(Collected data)
########
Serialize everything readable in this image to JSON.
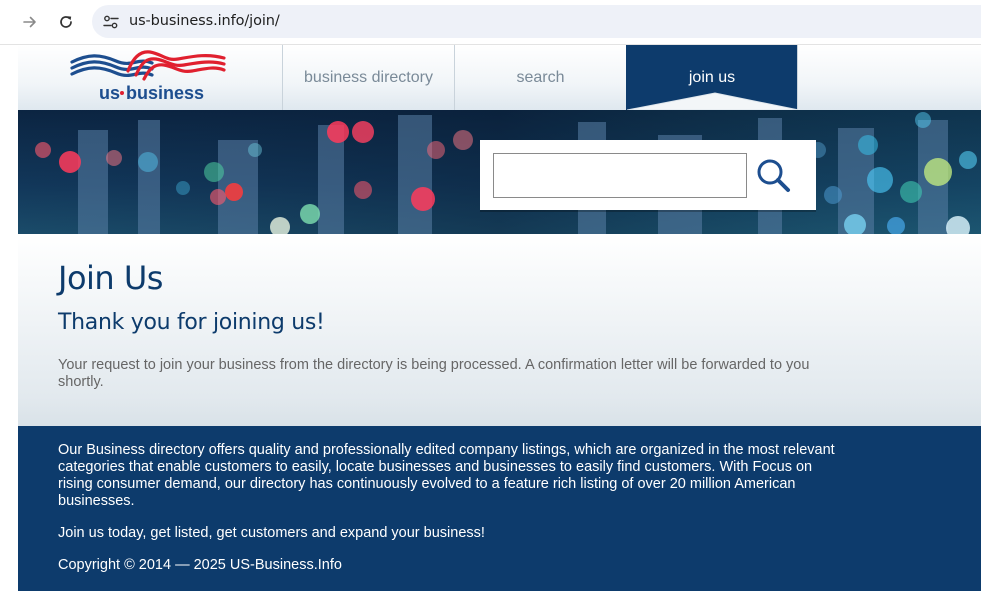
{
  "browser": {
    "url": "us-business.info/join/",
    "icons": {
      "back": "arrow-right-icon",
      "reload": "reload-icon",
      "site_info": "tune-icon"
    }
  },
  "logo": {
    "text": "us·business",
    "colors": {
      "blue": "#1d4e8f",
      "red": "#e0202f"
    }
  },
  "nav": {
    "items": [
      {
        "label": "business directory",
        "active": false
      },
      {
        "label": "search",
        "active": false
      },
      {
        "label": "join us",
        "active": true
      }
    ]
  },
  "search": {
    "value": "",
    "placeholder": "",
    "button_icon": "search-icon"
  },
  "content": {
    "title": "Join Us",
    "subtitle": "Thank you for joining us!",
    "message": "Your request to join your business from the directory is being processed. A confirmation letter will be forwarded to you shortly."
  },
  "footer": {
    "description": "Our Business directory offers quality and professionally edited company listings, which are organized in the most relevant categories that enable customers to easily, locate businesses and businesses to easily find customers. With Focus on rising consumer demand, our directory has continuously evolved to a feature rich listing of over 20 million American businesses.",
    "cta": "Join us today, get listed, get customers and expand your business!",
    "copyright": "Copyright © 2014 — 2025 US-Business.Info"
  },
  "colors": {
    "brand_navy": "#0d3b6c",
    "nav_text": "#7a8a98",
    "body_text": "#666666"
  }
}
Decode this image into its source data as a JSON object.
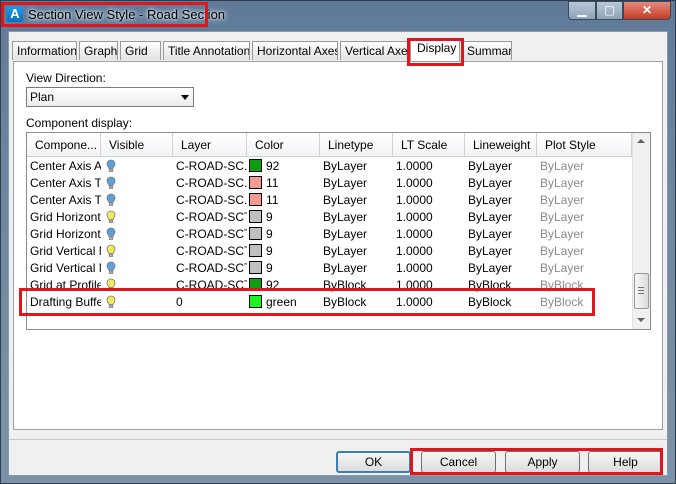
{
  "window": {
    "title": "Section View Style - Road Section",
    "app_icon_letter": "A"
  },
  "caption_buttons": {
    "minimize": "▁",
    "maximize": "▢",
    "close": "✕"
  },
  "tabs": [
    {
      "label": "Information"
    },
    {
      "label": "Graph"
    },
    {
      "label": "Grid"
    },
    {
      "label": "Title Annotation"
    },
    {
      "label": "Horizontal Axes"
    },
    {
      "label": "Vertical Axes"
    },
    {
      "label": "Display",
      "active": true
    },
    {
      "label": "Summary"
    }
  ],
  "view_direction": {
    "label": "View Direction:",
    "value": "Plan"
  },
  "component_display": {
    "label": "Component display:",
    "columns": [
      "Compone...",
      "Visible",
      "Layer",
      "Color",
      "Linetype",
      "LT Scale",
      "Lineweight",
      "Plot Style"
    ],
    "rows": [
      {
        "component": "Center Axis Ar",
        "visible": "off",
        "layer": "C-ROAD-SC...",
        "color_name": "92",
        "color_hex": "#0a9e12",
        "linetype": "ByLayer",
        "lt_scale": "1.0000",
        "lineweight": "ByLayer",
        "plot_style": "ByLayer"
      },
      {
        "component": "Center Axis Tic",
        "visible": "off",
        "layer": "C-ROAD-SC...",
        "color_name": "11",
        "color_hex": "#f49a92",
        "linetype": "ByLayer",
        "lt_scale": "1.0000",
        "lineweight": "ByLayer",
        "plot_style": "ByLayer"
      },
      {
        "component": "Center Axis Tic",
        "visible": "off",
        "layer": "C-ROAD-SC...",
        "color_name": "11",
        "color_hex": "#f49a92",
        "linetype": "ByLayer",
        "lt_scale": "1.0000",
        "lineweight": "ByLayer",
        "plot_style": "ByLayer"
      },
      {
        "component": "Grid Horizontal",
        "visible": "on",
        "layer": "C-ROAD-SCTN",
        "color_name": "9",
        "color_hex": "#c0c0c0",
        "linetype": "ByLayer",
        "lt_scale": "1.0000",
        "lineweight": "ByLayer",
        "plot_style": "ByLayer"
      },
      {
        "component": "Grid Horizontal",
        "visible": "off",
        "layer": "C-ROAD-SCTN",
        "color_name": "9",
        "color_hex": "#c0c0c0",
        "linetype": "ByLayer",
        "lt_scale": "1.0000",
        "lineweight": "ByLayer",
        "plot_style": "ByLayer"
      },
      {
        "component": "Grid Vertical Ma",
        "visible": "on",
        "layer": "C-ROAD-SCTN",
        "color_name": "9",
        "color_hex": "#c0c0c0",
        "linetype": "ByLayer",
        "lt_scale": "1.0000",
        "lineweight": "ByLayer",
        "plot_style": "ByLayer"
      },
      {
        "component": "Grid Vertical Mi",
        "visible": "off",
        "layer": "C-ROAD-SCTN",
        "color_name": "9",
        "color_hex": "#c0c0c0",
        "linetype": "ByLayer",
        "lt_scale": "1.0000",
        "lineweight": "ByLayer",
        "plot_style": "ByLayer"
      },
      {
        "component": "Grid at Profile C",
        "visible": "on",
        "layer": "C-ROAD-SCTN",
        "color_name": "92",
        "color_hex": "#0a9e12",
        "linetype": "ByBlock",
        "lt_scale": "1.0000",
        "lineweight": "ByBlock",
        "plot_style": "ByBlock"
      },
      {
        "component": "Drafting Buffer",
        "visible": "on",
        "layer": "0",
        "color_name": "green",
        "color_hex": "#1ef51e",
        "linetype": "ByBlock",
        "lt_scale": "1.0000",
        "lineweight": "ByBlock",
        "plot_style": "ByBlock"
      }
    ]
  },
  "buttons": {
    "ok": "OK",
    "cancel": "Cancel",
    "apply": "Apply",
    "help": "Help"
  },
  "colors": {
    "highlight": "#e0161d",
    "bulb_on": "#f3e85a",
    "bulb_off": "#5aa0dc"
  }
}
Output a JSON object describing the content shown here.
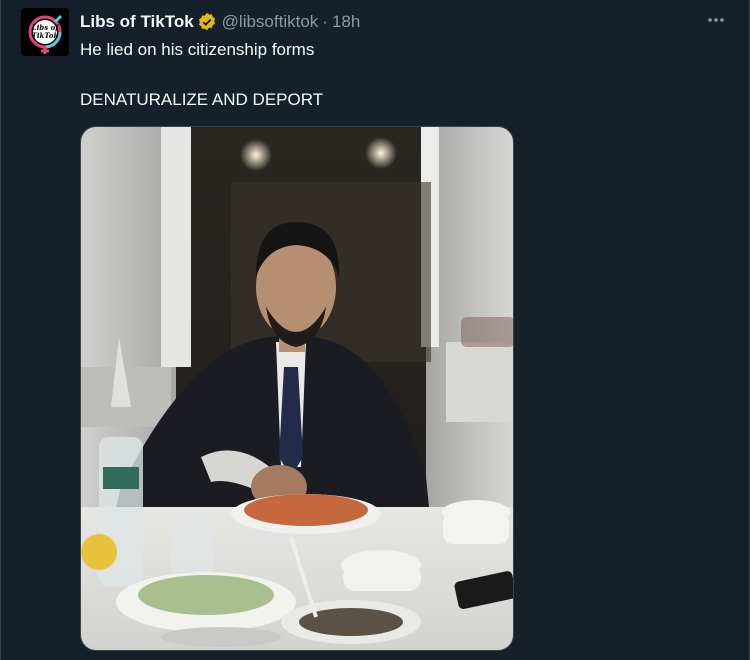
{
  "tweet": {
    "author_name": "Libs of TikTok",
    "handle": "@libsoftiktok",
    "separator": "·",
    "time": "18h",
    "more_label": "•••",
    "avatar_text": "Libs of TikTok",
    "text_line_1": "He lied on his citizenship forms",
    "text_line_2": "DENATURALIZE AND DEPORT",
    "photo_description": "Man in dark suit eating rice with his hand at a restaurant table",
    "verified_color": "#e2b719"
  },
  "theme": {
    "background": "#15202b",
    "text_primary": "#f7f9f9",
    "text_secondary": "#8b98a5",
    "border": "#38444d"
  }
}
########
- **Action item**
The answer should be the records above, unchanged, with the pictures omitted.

- **Task response**
Serialize everything readable in this image to JSON.
{
  "browser": {
    "url": "us-business.info/join/",
    "icons": {
      "back": "arrow-right-icon",
      "reload": "reload-icon",
      "site_info": "tune-icon"
    }
  },
  "logo": {
    "text": "us·business",
    "colors": {
      "blue": "#1d4e8f",
      "red": "#e0202f"
    }
  },
  "nav": {
    "items": [
      {
        "label": "business directory",
        "active": false
      },
      {
        "label": "search",
        "active": false
      },
      {
        "label": "join us",
        "active": true
      }
    ]
  },
  "search": {
    "value": "",
    "placeholder": "",
    "button_icon": "search-icon"
  },
  "content": {
    "title": "Join Us",
    "subtitle": "Thank you for joining us!",
    "message": "Your request to join your business from the directory is being processed. A confirmation letter will be forwarded to you shortly."
  },
  "footer": {
    "description": "Our Business directory offers quality and professionally edited company listings, which are organized in the most relevant categories that enable customers to easily, locate businesses and businesses to easily find customers. With Focus on rising consumer demand, our directory has continuously evolved to a feature rich listing of over 20 million American businesses.",
    "cta": "Join us today, get listed, get customers and expand your business!",
    "copyright": "Copyright © 2014 — 2025 US-Business.Info"
  },
  "colors": {
    "brand_navy": "#0d3b6c",
    "nav_text": "#7a8a98",
    "body_text": "#666666"
  }
}
Decode this image into its source data as a JSON object.
{
  "window": {
    "title": "Section View Style - Road Section",
    "app_icon_letter": "A"
  },
  "caption_buttons": {
    "minimize": "▁",
    "maximize": "▢",
    "close": "✕"
  },
  "tabs": [
    {
      "label": "Information"
    },
    {
      "label": "Graph"
    },
    {
      "label": "Grid"
    },
    {
      "label": "Title Annotation"
    },
    {
      "label": "Horizontal Axes"
    },
    {
      "label": "Vertical Axes"
    },
    {
      "label": "Display",
      "active": true
    },
    {
      "label": "Summary"
    }
  ],
  "view_direction": {
    "label": "View Direction:",
    "value": "Plan"
  },
  "component_display": {
    "label": "Component display:",
    "columns": [
      "Compone...",
      "Visible",
      "Layer",
      "Color",
      "Linetype",
      "LT Scale",
      "Lineweight",
      "Plot Style"
    ],
    "rows": [
      {
        "component": "Center Axis Ar",
        "visible": "off",
        "layer": "C-ROAD-SC...",
        "color_name": "92",
        "color_hex": "#0a9e12",
        "linetype": "ByLayer",
        "lt_scale": "1.0000",
        "lineweight": "ByLayer",
        "plot_style": "ByLayer"
      },
      {
        "component": "Center Axis Tic",
        "visible": "off",
        "layer": "C-ROAD-SC...",
        "color_name": "11",
        "color_hex": "#f49a92",
        "linetype": "ByLayer",
        "lt_scale": "1.0000",
        "lineweight": "ByLayer",
        "plot_style": "ByLayer"
      },
      {
        "component": "Center Axis Tic",
        "visible": "off",
        "layer": "C-ROAD-SC...",
        "color_name": "11",
        "color_hex": "#f49a92",
        "linetype": "ByLayer",
        "lt_scale": "1.0000",
        "lineweight": "ByLayer",
        "plot_style": "ByLayer"
      },
      {
        "component": "Grid Horizontal",
        "visible": "on",
        "layer": "C-ROAD-SCTN",
        "color_name": "9",
        "color_hex": "#c0c0c0",
        "linetype": "ByLayer",
        "lt_scale": "1.0000",
        "lineweight": "ByLayer",
        "plot_style": "ByLayer"
      },
      {
        "component": "Grid Horizontal",
        "visible": "off",
        "layer": "C-ROAD-SCTN",
        "color_name": "9",
        "color_hex": "#c0c0c0",
        "linetype": "ByLayer",
        "lt_scale": "1.0000",
        "lineweight": "ByLayer",
        "plot_style": "ByLayer"
      },
      {
        "component": "Grid Vertical Ma",
        "visible": "on",
        "layer": "C-ROAD-SCTN",
        "color_name": "9",
        "color_hex": "#c0c0c0",
        "linetype": "ByLayer",
        "lt_scale": "1.0000",
        "lineweight": "ByLayer",
        "plot_style": "ByLayer"
      },
      {
        "component": "Grid Vertical Mi",
        "visible": "off",
        "layer": "C-ROAD-SCTN",
        "color_name": "9",
        "color_hex": "#c0c0c0",
        "linetype": "ByLayer",
        "lt_scale": "1.0000",
        "lineweight": "ByLayer",
        "plot_style": "ByLayer"
      },
      {
        "component": "Grid at Profile C",
        "visible": "on",
        "layer": "C-ROAD-SCTN",
        "color_name": "92",
        "color_hex": "#0a9e12",
        "linetype": "ByBlock",
        "lt_scale": "1.0000",
        "lineweight": "ByBlock",
        "plot_style": "ByBlock"
      },
      {
        "component": "Drafting Buffer",
        "visible": "on",
        "layer": "0",
        "color_name": "green",
        "color_hex": "#1ef51e",
        "linetype": "ByBlock",
        "lt_scale": "1.0000",
        "lineweight": "ByBlock",
        "plot_style": "ByBlock"
      }
    ]
  },
  "buttons": {
    "ok": "OK",
    "cancel": "Cancel",
    "apply": "Apply",
    "help": "Help"
  },
  "colors": {
    "highlight": "#e0161d",
    "bulb_on": "#f3e85a",
    "bulb_off": "#5aa0dc"
  }
}
Output a JSON object describing the content shown here.
{
  "tweet": {
    "author_name": "Libs of TikTok",
    "handle": "@libsoftiktok",
    "separator": "·",
    "time": "18h",
    "more_label": "•••",
    "avatar_text": "Libs of TikTok",
    "text_line_1": "He lied on his citizenship forms",
    "text_line_2": "DENATURALIZE AND DEPORT",
    "photo_description": "Man in dark suit eating rice with his hand at a restaurant table",
    "verified_color": "#e2b719"
  },
  "theme": {
    "background": "#15202b",
    "text_primary": "#f7f9f9",
    "text_secondary": "#8b98a5",
    "border": "#38444d"
  }
}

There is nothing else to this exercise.